• **WHAT THIS TASK INVOLVES**
The lines needed are those below that contain the word "icon"; copy each one.

---------- PROVIDED DATA ----------

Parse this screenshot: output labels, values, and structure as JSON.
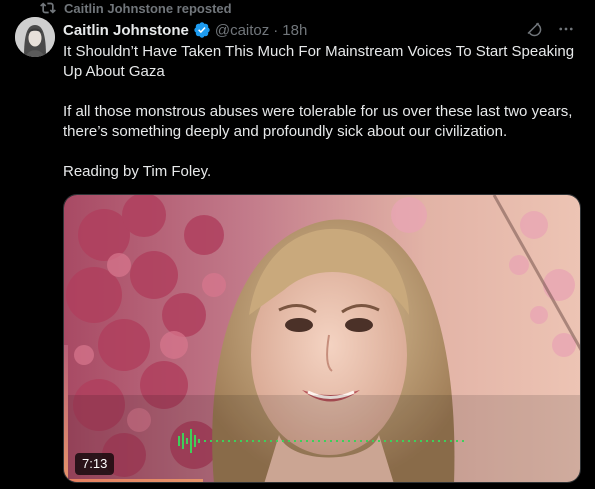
{
  "repost": {
    "label": "Caitlin Johnstone reposted",
    "icon": "repost-icon"
  },
  "author": {
    "name": "Caitlin Johnstone",
    "handle": "@caitoz",
    "separator": "·",
    "time": "18h",
    "verified_icon": "verified-badge-icon",
    "verified_color": "#1d9bf0"
  },
  "actions": {
    "grok_icon": "grok-icon",
    "more_icon": "more-icon",
    "more_label": "···"
  },
  "post": {
    "title_line": "It Shouldn’t Have Taken This Much For Mainstream Voices To Start Speaking Up About Gaza",
    "paragraph": "If all those monstrous abuses were tolerable for us over these last two years, there’s something deeply and profoundly sick about our civilization.",
    "credit": "Reading by Tim Foley."
  },
  "media": {
    "duration": "7:13",
    "waveform_color": "#3ecf5a",
    "progress_fraction": 0.27
  },
  "colors": {
    "background": "#000000",
    "text": "#e7e9ea",
    "muted": "#71767b"
  }
}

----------

• **TASK ANSWER**
    "icon": "repost-icon"
    "verified_icon": "verified-badge-icon",
    "grok_icon": "grok-icon",
    "more_icon": "more-icon",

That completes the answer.